Kears is responsible for many aspects of health care in Alameda County, including the Indigent Medical Care System, the Interagency Children's Policy Council, and Safe Passages, an Oakland-based initiative that brings together leaders in the city of Oakland, county agencies, and Oakland schools to help keep kids in school and engaged in positive activities.
Chinese Hospital, recipient of the Organizational Hero award. The hospital is an independent health care facility in San Francisco that provides culturally competent health services to the Chinese American community. The only institution of its kind in the United States, the hospital traces its history back to the early 1900s when residents of San Francisco's Chinatown were isolated and had no access to services provided by city hospitals. In 1923, out of desperate need for health care services, 15 Chinatown organizations banded together to create the Chinese Hospital Association, a new nonprofit corporation. They raised funds to build a new facility, Chinese Hospital, which opened at 835 Jackson St. in October 1925. By the mid-1970s, the hospital had outgrown this facility, and a new building was constructed at 845 Jackson St.
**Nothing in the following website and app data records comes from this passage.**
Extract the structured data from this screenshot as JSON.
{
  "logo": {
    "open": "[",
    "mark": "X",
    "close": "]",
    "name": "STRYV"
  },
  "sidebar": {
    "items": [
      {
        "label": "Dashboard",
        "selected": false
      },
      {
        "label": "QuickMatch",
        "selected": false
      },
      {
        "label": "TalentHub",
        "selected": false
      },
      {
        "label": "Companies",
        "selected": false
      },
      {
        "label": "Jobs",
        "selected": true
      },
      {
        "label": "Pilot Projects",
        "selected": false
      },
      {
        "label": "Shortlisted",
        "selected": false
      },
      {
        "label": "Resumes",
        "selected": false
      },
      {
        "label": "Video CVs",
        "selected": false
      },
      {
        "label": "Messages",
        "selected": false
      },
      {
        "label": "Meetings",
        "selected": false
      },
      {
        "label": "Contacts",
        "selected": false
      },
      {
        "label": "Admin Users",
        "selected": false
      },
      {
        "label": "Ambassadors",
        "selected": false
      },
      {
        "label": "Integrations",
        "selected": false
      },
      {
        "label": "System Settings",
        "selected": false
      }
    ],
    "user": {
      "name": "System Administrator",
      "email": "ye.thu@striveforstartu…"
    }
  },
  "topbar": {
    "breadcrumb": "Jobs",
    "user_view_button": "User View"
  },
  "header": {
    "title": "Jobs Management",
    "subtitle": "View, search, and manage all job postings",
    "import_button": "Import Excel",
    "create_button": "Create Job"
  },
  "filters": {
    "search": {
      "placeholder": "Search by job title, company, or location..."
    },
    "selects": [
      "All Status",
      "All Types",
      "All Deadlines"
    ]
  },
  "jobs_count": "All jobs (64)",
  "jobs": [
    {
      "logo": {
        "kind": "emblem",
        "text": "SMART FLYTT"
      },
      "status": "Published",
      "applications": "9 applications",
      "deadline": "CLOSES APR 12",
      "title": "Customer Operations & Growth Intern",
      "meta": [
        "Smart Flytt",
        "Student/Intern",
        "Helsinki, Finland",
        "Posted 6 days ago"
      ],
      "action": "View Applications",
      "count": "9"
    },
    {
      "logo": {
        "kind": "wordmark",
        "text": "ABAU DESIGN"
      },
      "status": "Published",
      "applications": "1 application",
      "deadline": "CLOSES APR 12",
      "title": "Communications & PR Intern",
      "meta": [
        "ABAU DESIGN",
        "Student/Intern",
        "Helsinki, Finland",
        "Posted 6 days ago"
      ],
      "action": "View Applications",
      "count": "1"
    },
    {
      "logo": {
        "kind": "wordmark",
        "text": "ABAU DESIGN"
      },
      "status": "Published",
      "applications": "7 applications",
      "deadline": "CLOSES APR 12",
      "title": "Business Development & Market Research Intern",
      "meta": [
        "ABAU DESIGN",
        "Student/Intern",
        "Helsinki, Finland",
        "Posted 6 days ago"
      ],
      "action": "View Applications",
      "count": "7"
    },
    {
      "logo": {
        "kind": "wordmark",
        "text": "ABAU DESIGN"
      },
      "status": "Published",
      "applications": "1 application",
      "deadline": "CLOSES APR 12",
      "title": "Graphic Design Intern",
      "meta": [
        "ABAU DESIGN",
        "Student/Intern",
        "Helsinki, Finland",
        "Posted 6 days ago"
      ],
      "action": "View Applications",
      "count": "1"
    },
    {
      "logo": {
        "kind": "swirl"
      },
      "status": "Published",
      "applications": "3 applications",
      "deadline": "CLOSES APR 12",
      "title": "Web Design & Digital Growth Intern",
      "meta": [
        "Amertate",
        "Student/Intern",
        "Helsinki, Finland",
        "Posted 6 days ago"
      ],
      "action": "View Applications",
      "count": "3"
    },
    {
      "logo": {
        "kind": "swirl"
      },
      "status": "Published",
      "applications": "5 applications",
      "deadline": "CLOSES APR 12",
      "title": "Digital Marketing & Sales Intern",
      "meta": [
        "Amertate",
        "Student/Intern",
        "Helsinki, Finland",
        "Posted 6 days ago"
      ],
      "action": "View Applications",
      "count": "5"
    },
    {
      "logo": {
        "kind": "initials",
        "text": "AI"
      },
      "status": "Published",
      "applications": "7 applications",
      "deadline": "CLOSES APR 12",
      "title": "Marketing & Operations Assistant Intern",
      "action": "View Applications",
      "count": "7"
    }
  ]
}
Today, the hospital maintains a licensed bed capacity of 54 beds. It provides emergency and intensive care services and a wide range of clinical and patient services. It also offers linguistically and culturally sensitive health education program and services to promote wellness and a healthier lifestyle through the Chinese Community Health Resource Center.
"These awardees are heroes in every sense of the word," said Stephen M. Shortell, dean of UC Berkeley's School of Public Health. "Over the past 11 years, we have been privileged to honor individuals and organizations for making significant contributions to preventing disease, protecting the public from harm, and actively promoting health."
Henderson's award will be presented by Dr. Larry Brilliant, executive director of Google.org, the search engine's philanthropic arm; House Speaker Nancy Pelosi will present Ornish's award in absentia by video; Kears will receive his award from Anne Bakar, president and CEO of Telecare Corporation; and Dr. Rolland C. Lowe, former president of the California Medical Association, will present the award to Brenda Yee, CEO of Chinese Hospital.
Previous recipients of Public Health Heroes Awards have included actor Rob Reiner, U.N. Millennium Project director Jeffrey Sachs; and Roe v. Wade attorney Sarah Weddington.
More information about the awardees, as well as about tickets for the awards ceremony, is available at http://www.publichealthheroes.org.